— What to do —
Retype the entries exactly; omit all pictures.

Excerpted records section start

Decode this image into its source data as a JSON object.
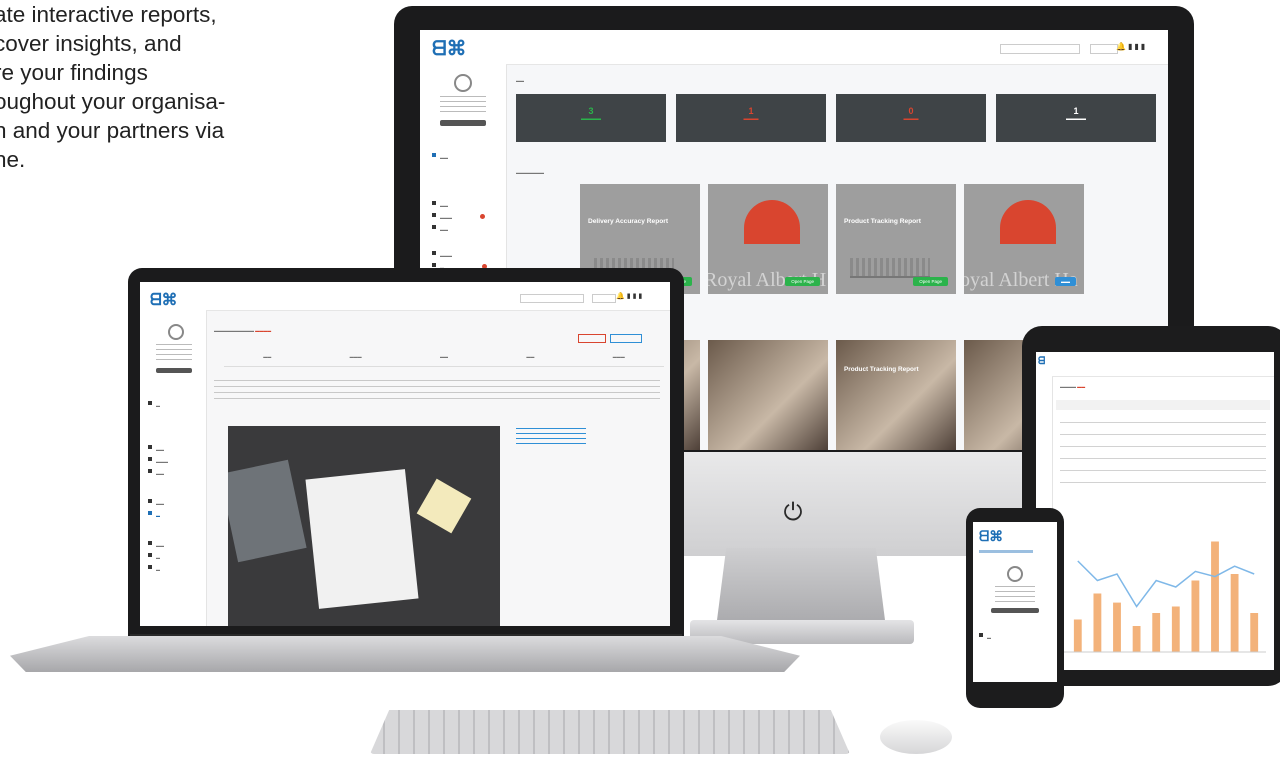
{
  "marketing": {
    "lines": [
      "ate interactive reports,",
      "cover insights, and",
      "re your findings",
      "oughout your organisa-",
      "n and your partners via",
      "ne."
    ]
  },
  "colors": {
    "brand_blue": "#1f6fb5",
    "stat_tile": "#3f4447",
    "success_green": "#2bb34b",
    "danger_red": "#d9452f",
    "chart_bar": "#f3b27a",
    "chart_line": "#7fb8e8"
  },
  "icons": {
    "power": "power-icon",
    "avatar": "user-icon"
  },
  "imac": {
    "stats": [
      {
        "value": "3",
        "color": "#2bb34b"
      },
      {
        "value": "1",
        "color": "#d9452f"
      },
      {
        "value": "0",
        "color": "#d9452f"
      },
      {
        "value": "1",
        "color": "#ffffff"
      }
    ],
    "cards": [
      {
        "title": "Delivery Accuracy Report",
        "button": "Open Page",
        "kind": "skyline"
      },
      {
        "title": "",
        "button": "Open Page",
        "kind": "dome",
        "watermark": "Royal Albert H"
      },
      {
        "title": "Product Tracking Report",
        "button": "Open Page",
        "kind": "skyline"
      },
      {
        "title": "",
        "button": "",
        "kind": "dome",
        "watermark": "oyal Albert Ha"
      }
    ],
    "photo_cards": [
      {
        "title": ""
      },
      {
        "title": ""
      },
      {
        "title": "Product Tracking Report"
      },
      {
        "title": ""
      }
    ]
  },
  "tablet": {
    "chart_data": {
      "type": "bar",
      "bars": [
        0.25,
        0.45,
        0.38,
        0.2,
        0.3,
        0.35,
        0.55,
        0.85,
        0.6,
        0.3
      ],
      "line": [
        0.7,
        0.55,
        0.6,
        0.35,
        0.55,
        0.5,
        0.62,
        0.58,
        0.66,
        0.6
      ]
    }
  }
}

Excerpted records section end

— Written response —
Decode this image into its source data as a JSON object.
{
  "marketing": {
    "lines": [
      "ate interactive reports,",
      "cover insights, and",
      "re your findings",
      "oughout your organisa-",
      "n and your partners via",
      "ne."
    ]
  },
  "colors": {
    "brand_blue": "#1f6fb5",
    "stat_tile": "#3f4447",
    "success_green": "#2bb34b",
    "danger_red": "#d9452f",
    "chart_bar": "#f3b27a",
    "chart_line": "#7fb8e8"
  },
  "icons": {
    "power": "power-icon",
    "avatar": "user-icon"
  },
  "imac": {
    "stats": [
      {
        "value": "3",
        "color": "#2bb34b"
      },
      {
        "value": "1",
        "color": "#d9452f"
      },
      {
        "value": "0",
        "color": "#d9452f"
      },
      {
        "value": "1",
        "color": "#ffffff"
      }
    ],
    "cards": [
      {
        "title": "Delivery Accuracy Report",
        "button": "Open Page",
        "kind": "skyline"
      },
      {
        "title": "",
        "button": "Open Page",
        "kind": "dome",
        "watermark": "Royal Albert H"
      },
      {
        "title": "Product Tracking Report",
        "button": "Open Page",
        "kind": "skyline"
      },
      {
        "title": "",
        "button": "",
        "kind": "dome",
        "watermark": "oyal Albert Ha"
      }
    ],
    "photo_cards": [
      {
        "title": ""
      },
      {
        "title": ""
      },
      {
        "title": "Product Tracking Report"
      },
      {
        "title": ""
      }
    ]
  },
  "tablet": {
    "chart_data": {
      "type": "bar",
      "bars": [
        0.25,
        0.45,
        0.38,
        0.2,
        0.3,
        0.35,
        0.55,
        0.85,
        0.6,
        0.3
      ],
      "line": [
        0.7,
        0.55,
        0.6,
        0.35,
        0.55,
        0.5,
        0.62,
        0.58,
        0.66,
        0.6
      ]
    }
  }
}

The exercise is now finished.